– I love Japanese food. It’s healthy, delicious and satisfying. I’ll also share a secret with all the girls reading this blog post: There’s a good chance you’re going to lose weight if you live in Japan. The rice dishes, sushi, noodles and light meat dishes are less calorific and a lot lighter on the stomach than the meat and potatoes Westerners typically serve up – this means you’re almost certainly going to lose weight even without dieting!

Japanese good food


– The Japanese culture is beautiful, captivating and interesting. Even if you’re from a Christian background, you’ll still appreciate the Zen and Shinto temples and shrines, the beautiful landscapes and the traditional customs like ikebana and tea ceremony as well as the performing arts such as noh, kabuki and bunraku. Modern popular culture in Tokyo will certainly stimulate your senses and you’ll see street fashion on a scale you’ve never seen before.


Omotenashi is a Japanese word that is difficult to translate into English but I truly believe it is omotenashi which makes Japan so special in just one word.
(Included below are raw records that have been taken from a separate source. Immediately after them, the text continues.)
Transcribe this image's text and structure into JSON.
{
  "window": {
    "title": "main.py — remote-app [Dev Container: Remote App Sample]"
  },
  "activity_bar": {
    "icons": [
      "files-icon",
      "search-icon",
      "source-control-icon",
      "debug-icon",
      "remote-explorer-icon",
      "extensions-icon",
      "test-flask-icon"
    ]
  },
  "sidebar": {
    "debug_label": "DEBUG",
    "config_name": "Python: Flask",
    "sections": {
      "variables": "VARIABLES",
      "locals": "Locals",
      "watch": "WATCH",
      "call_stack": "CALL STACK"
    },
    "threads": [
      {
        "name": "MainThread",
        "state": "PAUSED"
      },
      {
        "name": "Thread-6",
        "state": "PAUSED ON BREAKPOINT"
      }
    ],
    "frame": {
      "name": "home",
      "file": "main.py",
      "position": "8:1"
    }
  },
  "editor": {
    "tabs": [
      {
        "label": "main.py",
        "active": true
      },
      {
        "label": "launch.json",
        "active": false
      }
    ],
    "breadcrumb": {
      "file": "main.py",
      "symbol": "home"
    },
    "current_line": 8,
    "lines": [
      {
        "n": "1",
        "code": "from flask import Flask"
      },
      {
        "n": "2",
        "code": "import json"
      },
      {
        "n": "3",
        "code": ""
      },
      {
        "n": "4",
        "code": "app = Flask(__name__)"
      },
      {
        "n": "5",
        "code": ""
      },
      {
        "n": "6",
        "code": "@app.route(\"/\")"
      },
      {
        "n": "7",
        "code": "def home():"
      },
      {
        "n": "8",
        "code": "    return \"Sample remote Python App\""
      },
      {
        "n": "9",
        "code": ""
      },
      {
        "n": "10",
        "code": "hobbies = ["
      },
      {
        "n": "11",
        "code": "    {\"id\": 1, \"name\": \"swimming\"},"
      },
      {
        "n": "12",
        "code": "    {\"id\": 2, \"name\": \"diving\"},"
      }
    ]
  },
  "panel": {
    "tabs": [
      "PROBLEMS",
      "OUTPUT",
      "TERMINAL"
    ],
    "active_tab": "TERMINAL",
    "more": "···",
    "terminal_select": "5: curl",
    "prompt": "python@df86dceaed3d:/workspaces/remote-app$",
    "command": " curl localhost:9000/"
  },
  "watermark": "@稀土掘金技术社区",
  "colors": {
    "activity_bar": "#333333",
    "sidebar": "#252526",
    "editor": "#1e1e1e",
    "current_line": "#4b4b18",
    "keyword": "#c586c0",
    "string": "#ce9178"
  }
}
You’ll have to visit Japan to truly understand omotenashi but for me it describes the genuine sincerity you receive in Japan where your every need is foreseen, as well as the kindness and hospitality you’ll surely receive from the Japanese people whether you’re in Tokyo or any other part of Japan. Omotenashi is what makes Japan so wonderful and I think it would have to be the feelings evoked from omotenashi that stir up the desire within me to return to Japan again and again. I’ve been to Japan six times so far and I’m sure I’ll return for at least another six visits. I would recommend everyone to experience Japanese omotenashi in their lifetime. It will live within you even after you’ve left Japan and I’m sure you’ll want to return to Japan in the future just to recapture this special feeling.


Book Cover for Tokyo Tales: A Collection of Japanese Short Stories

I’m so pleased to show you the front and back cover for my exciting new book, which will be available in just a few weeks, called Tokyo Tales: A Collection of Japanese Short Stories. Yoshimi Ohtani has provided a gorgeous illustration to complement the wonderful work by my graphic designer Cathy Helms at Avalon Graphics.

I’m sure you’ll appreciate Yoshimi Ohtani’s beautiful image of Mount Fuji on the back cover. As you’re probably aware, this sacred mountain was granted UNESCO cultural World Heritage status in 2013.

Yoshimi Ohtani has also created a stunning image for the front cover. It features a Japanese girl in an elaborate kimono standing next to the Shinkansen Bullet Train – another symbol of Japan that has always been revered on an international scale for its incredible speeds, reliability, comfort and futuristic designs.

When my husband joined me on my most recent trip to Japan he absolutely loved travelling on the Bullet Train from Tokyo to Kyoto and back to the capital again. In fact, it was his favourite experience throughout the whole trip so he really appreciates the image of the Shinkansen on the front cover of my latest book.

Tokyo Tales: A Collection of Japanese Short Stories will be available as an eBook in just a couple of weeks so please visit my Cherry Blossom Stories Blog again to find out when you can buy a copy of the book. The paperback version will be available later in 2014.

Tokyo Tales Cover

My New Author Page on Facebook

I’ve created a new author page on Facebook. If you’re passionate about finding out more about the Japanese culture and if you enjoy reading literature set in Japan, then I’d really appreciate it if you could take a moment to visit my [Renae Lucas-Hall – Author/Writer/Blogger] Facebook page.

I’d like to thank all my readers for their on-going support and for all the lovely reviews I’ve received from so many of you for my books. Please don’t hesitate to send me a message when you “Like” my Facebook page. I’m always happy to answer any of your questions about my books and my writing and offer advice to anyone who is planning to visit or work in Japan.

My graphic designer Cathy at Avalon Graphics has created a gorgeous cover image for my Facebook page which you can see below.

Optimized-Facebook Cherry Blossom Stories Banner 2

By the way, if you do join me on my Facebook page, you’ll be the first to know about all the new book releases and you’ll also be in the best position to enter any competitions to win free signed copies of my books.